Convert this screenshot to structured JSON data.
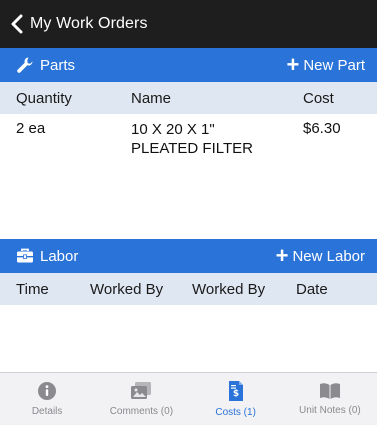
{
  "header": {
    "back_label": "My Work Orders"
  },
  "parts": {
    "title": "Parts",
    "new_label": "New Part",
    "columns": [
      "Quantity",
      "Name",
      "Cost"
    ],
    "rows": [
      {
        "quantity": "2 ea",
        "name_line1": "10 X 20 X 1\"",
        "name_line2": "PLEATED FILTER",
        "cost": "$6.30"
      }
    ]
  },
  "labor": {
    "title": "Labor",
    "new_label": "New Labor",
    "columns": [
      "Time",
      "Worked By",
      "Worked By",
      "Date"
    ]
  },
  "tabs": [
    {
      "label": "Details",
      "icon": "info-icon",
      "active": false
    },
    {
      "label": "Comments (0)",
      "icon": "photo-icon",
      "active": false
    },
    {
      "label": "Costs (1)",
      "icon": "invoice-icon",
      "active": true
    },
    {
      "label": "Unit Notes (0)",
      "icon": "book-icon",
      "active": false
    }
  ],
  "colors": {
    "accent": "#2a73d8",
    "topbar": "#1e1e1e",
    "header_row": "#dfe7f2",
    "tabbar": "#f2f2f4"
  }
}
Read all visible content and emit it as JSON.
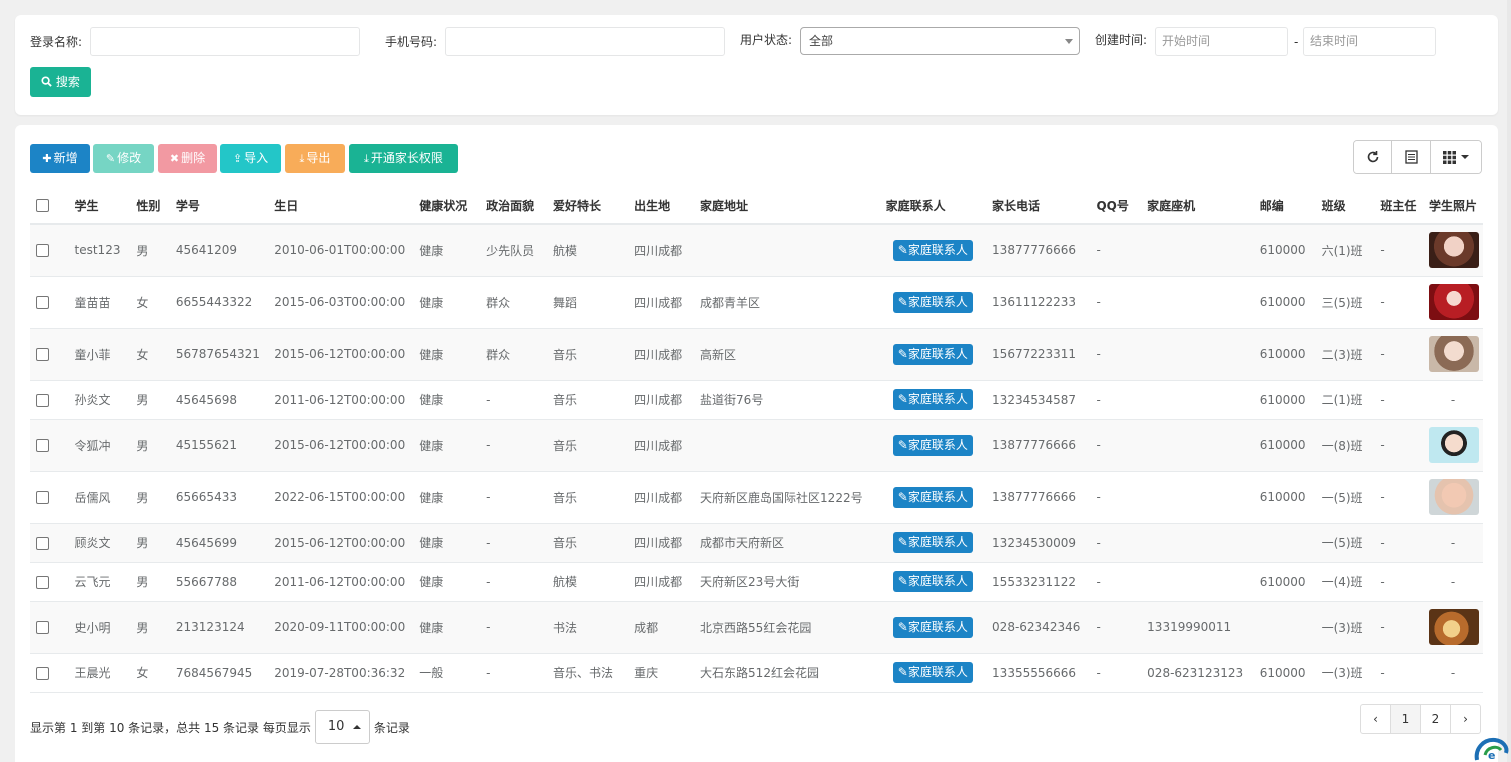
{
  "search": {
    "login_label": "登录名称:",
    "phone_label": "手机号码:",
    "status_label": "用户状态:",
    "status_value": "全部",
    "created_label": "创建时间:",
    "start_placeholder": "开始时间",
    "end_placeholder": "结束时间",
    "range_dash": "-",
    "search_button": "搜索"
  },
  "toolbar": {
    "add": "新增",
    "edit": "修改",
    "delete": "删除",
    "import": "导入",
    "export": "导出",
    "open_parent": "开通家长权限"
  },
  "colors": {
    "primary": "#1ab394",
    "blue": "#1c84c6",
    "info": "#23c6c8",
    "warning": "#f8ac59",
    "danger": "#ed5565"
  },
  "table": {
    "headers": [
      "学生",
      "性别",
      "学号",
      "生日",
      "健康状况",
      "政治面貌",
      "爱好特长",
      "出生地",
      "家庭地址",
      "家庭联系人",
      "家长电话",
      "QQ号",
      "家庭座机",
      "邮编",
      "班级",
      "班主任",
      "学生照片"
    ],
    "contact_button": "家庭联系人",
    "rows": [
      {
        "name": "test123",
        "sex": "男",
        "sid": "45641209",
        "birthday": "2010-06-01T00:00:00",
        "health": "健康",
        "political": "少先队员",
        "hobby": "航模",
        "birthplace": "四川成都",
        "address": "",
        "phone": "13877776666",
        "qq": "-",
        "landline": "",
        "zip": "610000",
        "class": "六(1)班",
        "teacher": "-",
        "photo": "woman-portrait"
      },
      {
        "name": "童苗苗",
        "sex": "女",
        "sid": "6655443322",
        "birthday": "2015-06-03T00:00:00",
        "health": "健康",
        "political": "群众",
        "hobby": "舞蹈",
        "birthplace": "四川成都",
        "address": "成都青羊区",
        "phone": "13611122233",
        "qq": "-",
        "landline": "",
        "zip": "610000",
        "class": "三(5)班",
        "teacher": "-",
        "photo": "red-portrait"
      },
      {
        "name": "童小菲",
        "sex": "女",
        "sid": "56787654321",
        "birthday": "2015-06-12T00:00:00",
        "health": "健康",
        "political": "群众",
        "hobby": "音乐",
        "birthplace": "四川成都",
        "address": "高新区",
        "phone": "15677223311",
        "qq": "-",
        "landline": "",
        "zip": "610000",
        "class": "二(3)班",
        "teacher": "-",
        "photo": "woman-portrait-2"
      },
      {
        "name": "孙炎文",
        "sex": "男",
        "sid": "45645698",
        "birthday": "2011-06-12T00:00:00",
        "health": "健康",
        "political": "-",
        "hobby": "音乐",
        "birthplace": "四川成都",
        "address": "盐道街76号",
        "phone": "13234534587",
        "qq": "-",
        "landline": "",
        "zip": "610000",
        "class": "二(1)班",
        "teacher": "-",
        "photo": "-"
      },
      {
        "name": "令狐冲",
        "sex": "男",
        "sid": "45155621",
        "birthday": "2015-06-12T00:00:00",
        "health": "健康",
        "political": "-",
        "hobby": "音乐",
        "birthplace": "四川成都",
        "address": "",
        "phone": "13877776666",
        "qq": "-",
        "landline": "",
        "zip": "610000",
        "class": "一(8)班",
        "teacher": "-",
        "photo": "child-portrait"
      },
      {
        "name": "岳儒风",
        "sex": "男",
        "sid": "65665433",
        "birthday": "2022-06-15T00:00:00",
        "health": "健康",
        "political": "-",
        "hobby": "音乐",
        "birthplace": "四川成都",
        "address": "天府新区鹿岛国际社区1222号",
        "phone": "13877776666",
        "qq": "-",
        "landline": "",
        "zip": "610000",
        "class": "一(5)班",
        "teacher": "-",
        "photo": "baby-portrait"
      },
      {
        "name": "顾炎文",
        "sex": "男",
        "sid": "45645699",
        "birthday": "2015-06-12T00:00:00",
        "health": "健康",
        "political": "-",
        "hobby": "音乐",
        "birthplace": "四川成都",
        "address": "成都市天府新区",
        "phone": "13234530009",
        "qq": "-",
        "landline": "",
        "zip": "",
        "class": "一(5)班",
        "teacher": "-",
        "photo": "-"
      },
      {
        "name": "云飞元",
        "sex": "男",
        "sid": "55667788",
        "birthday": "2011-06-12T00:00:00",
        "health": "健康",
        "political": "-",
        "hobby": "航模",
        "birthplace": "四川成都",
        "address": "天府新区23号大街",
        "phone": "15533231122",
        "qq": "-",
        "landline": "",
        "zip": "610000",
        "class": "一(4)班",
        "teacher": "-",
        "photo": "-"
      },
      {
        "name": "史小明",
        "sex": "男",
        "sid": "213123124",
        "birthday": "2020-09-11T00:00:00",
        "health": "健康",
        "political": "-",
        "hobby": "书法",
        "birthplace": "成都",
        "address": "北京西路55红会花园",
        "phone": "028-62342346",
        "qq": "-",
        "landline": "13319990011",
        "zip": "",
        "class": "一(3)班",
        "teacher": "-",
        "photo": "cat-photo"
      },
      {
        "name": "王晨光",
        "sex": "女",
        "sid": "7684567945",
        "birthday": "2019-07-28T00:36:32",
        "health": "一般",
        "political": "-",
        "hobby": "音乐、书法",
        "birthplace": "重庆",
        "address": "大石东路512红会花园",
        "phone": "13355556666",
        "qq": "-",
        "landline": "028-623123123",
        "zip": "610000",
        "class": "一(3)班",
        "teacher": "-",
        "photo": "-"
      }
    ]
  },
  "pager": {
    "info": "显示第 1 到第 10 条记录，总共 15 条记录 每页显示",
    "page_size": "10",
    "suffix": "条记录",
    "prev": "‹",
    "pages": [
      "1",
      "2"
    ],
    "next": "›"
  }
}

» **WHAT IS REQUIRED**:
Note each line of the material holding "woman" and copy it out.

» **SOLUTION TO THIS TASK**:
        "photo": "woman-portrait"
        "photo": "woman-portrait-2"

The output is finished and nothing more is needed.